Silverado has numerous anecdotal stories of its residents benefiting from the animals in its communities. A woman in its Texas community often attempted to rise and leave her wheelchair, putting her at risk for falls. After a cat was introduced to her, she sat quietly for hours stroking and brushing the animal in her lap. A Silverado resident in its Chicagoland community had high anxiety after every meal until she started having post-meal conversations with Michelangelo the turtle. (The residency manager had recently installed his own turtle tank near the dining room.) The staff has reported that when the woman starts to talk to the turtle, it swims over to her and seems to wave at her in recognition.
While the older adults benefit from the pets, the care — feeding, grooming, walking, etc. — is handled by Silverado staff.
Interaction with Humans Is Key
Zelinski believes that for the older adult to have a therapeutic benefit, stimulation from the pet who provides some novelty is helpful. But just having pets may not always be enough.
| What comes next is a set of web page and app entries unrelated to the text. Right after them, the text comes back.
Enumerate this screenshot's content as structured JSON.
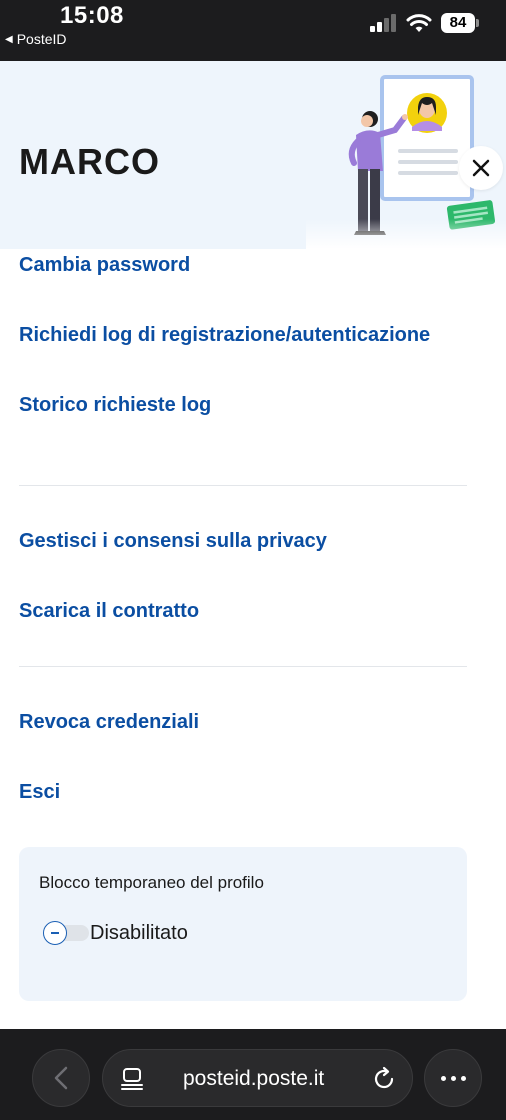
{
  "status_bar": {
    "time": "15:08",
    "back_app": "PosteID",
    "battery": "84"
  },
  "header": {
    "user_name": "MARCO",
    "close_icon": "close-icon",
    "illustration": "profile-card-illustration"
  },
  "menu": {
    "items": [
      {
        "label": "Cambia password"
      },
      {
        "label": "Richiedi log di registrazione/autenticazione"
      },
      {
        "label": "Storico richieste log"
      },
      {
        "label": "Gestisci i consensi sulla privacy"
      },
      {
        "label": "Scarica il contratto"
      },
      {
        "label": "Revoca credenziali"
      },
      {
        "label": "Esci"
      }
    ]
  },
  "profile_block": {
    "title": "Blocco temporaneo del profilo",
    "toggle_state": "Disabilitato",
    "enabled": false
  },
  "browser": {
    "url": "posteid.poste.it",
    "icons": [
      "back-arrow-icon",
      "tabs-icon",
      "reload-icon",
      "more-icon"
    ]
  },
  "colors": {
    "link": "#0b4ea2",
    "header_bg": "#eef5fc",
    "card_bg": "#eef4fb",
    "accent_yellow": "#f2d10d",
    "accent_green": "#2db86b",
    "illustration_purple": "#9a7bd8"
  }
}
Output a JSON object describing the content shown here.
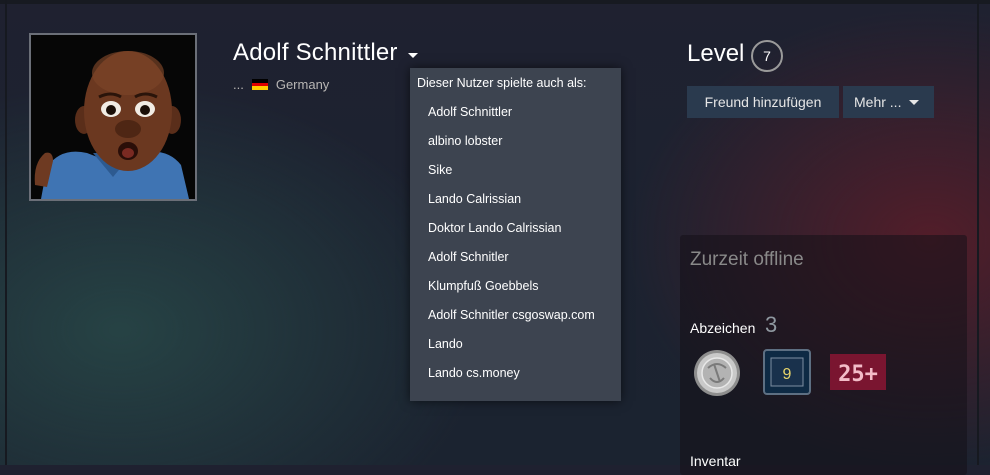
{
  "profile": {
    "name": "Adolf Schnittler",
    "summary": "...",
    "country": "Germany",
    "country_flag_colors": [
      "#000000",
      "#dd0000",
      "#ffce00"
    ]
  },
  "aliases_dropdown": {
    "title": "Dieser Nutzer spielte auch als:",
    "items": [
      {
        "label": "Adolf Schnittler"
      },
      {
        "label": "albino lobster"
      },
      {
        "label": "Sike"
      },
      {
        "label": "Lando Calrissian"
      },
      {
        "label": "Doktor Lando Calrissian"
      },
      {
        "label": "Adolf Schnitler"
      },
      {
        "label": "Klumpfuß Goebbels"
      },
      {
        "label": "Adolf Schnitler csgoswap.com"
      },
      {
        "label": "Lando"
      },
      {
        "label": "Lando cs.money"
      }
    ]
  },
  "level": {
    "label": "Level",
    "value": "7"
  },
  "actions": {
    "add_friend": "Freund hinzufügen",
    "more": "Mehr ..."
  },
  "sidebar": {
    "status": "Zurzeit offline",
    "badges": {
      "label": "Abzeichen",
      "count": "3",
      "items": [
        {
          "icon": "silver-coin-badge-icon"
        },
        {
          "icon": "years-of-service-9-badge-icon",
          "text": "9"
        },
        {
          "icon": "level-25-badge-icon",
          "text": "25+"
        }
      ]
    },
    "inventory_label": "Inventar"
  },
  "colors": {
    "dropdown_bg": "#3d4450",
    "button_bg": "#2a3a4e",
    "status_offline": "#898989"
  }
}
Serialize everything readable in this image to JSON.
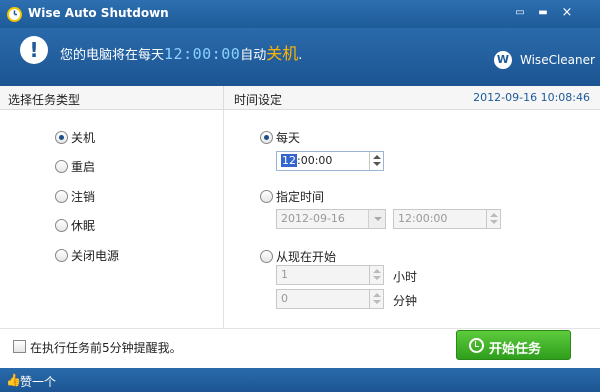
{
  "window": {
    "title": "Wise Auto Shutdown",
    "controls": {
      "minimize": "▭",
      "maximize": "▬",
      "close": "×"
    }
  },
  "banner": {
    "message_prefix": "您的电脑将在每天",
    "time": "12:00:00",
    "message_mid": "自动",
    "action": "关机",
    "message_suffix": ".",
    "brand": "WiseCleaner",
    "brand_logo": "W"
  },
  "left_panel": {
    "header": "选择任务类型",
    "options": [
      {
        "label": "关机",
        "checked": true
      },
      {
        "label": "重启",
        "checked": false
      },
      {
        "label": "注销",
        "checked": false
      },
      {
        "label": "休眠",
        "checked": false
      },
      {
        "label": "关闭电源",
        "checked": false
      }
    ]
  },
  "right_panel": {
    "header": "时间设定",
    "datetime": "2012-09-16  10:08:46",
    "daily": {
      "label": "每天",
      "checked": true,
      "hour": "12",
      "rest": ":00:00"
    },
    "specific": {
      "label": "指定时间",
      "checked": false,
      "date": "2012-09-16",
      "time": "12:00:00"
    },
    "from_now": {
      "label": "从现在开始",
      "checked": false,
      "hours": "1",
      "hours_unit": "小时",
      "minutes": "0",
      "minutes_unit": "分钟"
    }
  },
  "bottom": {
    "remind_label": "在执行任务前5分钟提醒我。",
    "remind_checked": false,
    "start_button": "开始任务"
  },
  "footer": {
    "like_label": "赞一个",
    "icon": "thumbs-up-icon"
  },
  "colors": {
    "title_bar": "#1e5b99",
    "time_highlight": "#8cd0ff",
    "action_highlight": "#ffb400",
    "start_button": "#3aae24",
    "datetime_text": "#1e5b99"
  }
}
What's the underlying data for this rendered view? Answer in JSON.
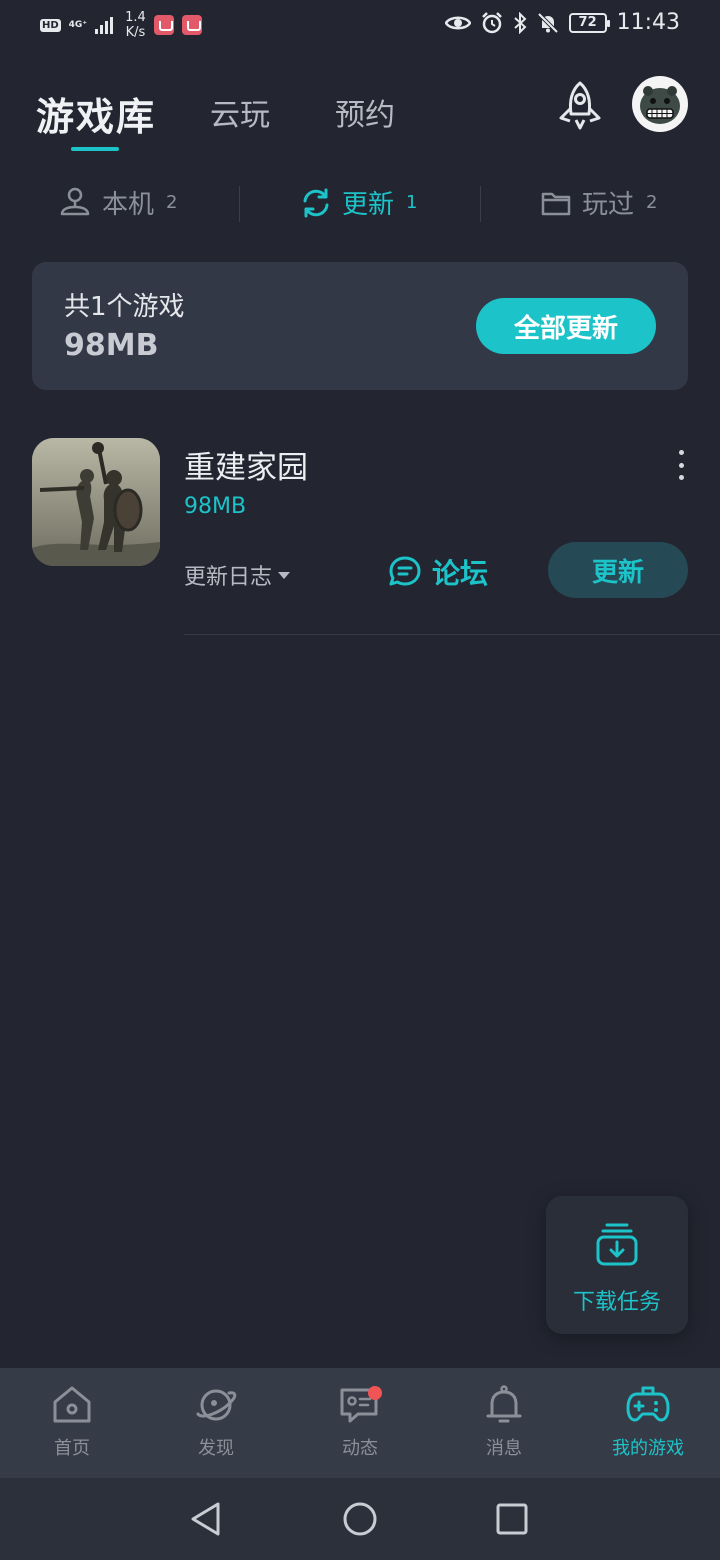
{
  "status_bar": {
    "hd": "HD",
    "network": "4G⁺",
    "speed_value": "1.4",
    "speed_unit": "K/s",
    "battery": "72",
    "time": "11:43"
  },
  "header": {
    "main_tab": "游戏库",
    "tabs": [
      "云玩",
      "预约"
    ]
  },
  "sub_tabs": [
    {
      "label": "本机",
      "count": "2"
    },
    {
      "label": "更新",
      "count": "1"
    },
    {
      "label": "玩过",
      "count": "2"
    }
  ],
  "summary": {
    "count_text": "共1个游戏",
    "total_size": "98MB",
    "update_all_label": "全部更新"
  },
  "game": {
    "name": "重建家园",
    "size": "98MB",
    "changelog_label": "更新日志",
    "forum_label": "论坛",
    "update_label": "更新"
  },
  "download_tasks": {
    "label": "下载任务"
  },
  "bottom_nav": [
    {
      "label": "首页"
    },
    {
      "label": "发现"
    },
    {
      "label": "动态"
    },
    {
      "label": "消息"
    },
    {
      "label": "我的游戏"
    }
  ],
  "colors": {
    "background": "#232631",
    "accent": "#1cc3c9",
    "card": "#333846",
    "nav_bar": "#363b48"
  }
}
The ability to have the pet spur conversation and interaction with others is a component of what some studies believe is most valuable to the individual.
“Supplementing pet interactions — whether real or robotic — with human interaction is also important,” Zelinski said.
While animal-assisted therapy has been around in some form or another since the 1700s, the age of robotics is here and may be our future glimpse into “man’s best friend.”
“It might sound surreal for us to have robotic or virtual pets, but it could be totally normal for the next generation,” Jean-Loup Rault, professor at the University of Melbourne in Australia, told the technology publication, Mashable.
Note to readers: As I write this article, I have my new 10-week old puppy sleeping on my feet — so I can confirm cartoonist Charles Schulz’s assertion that “Happiness is a warm puppy.”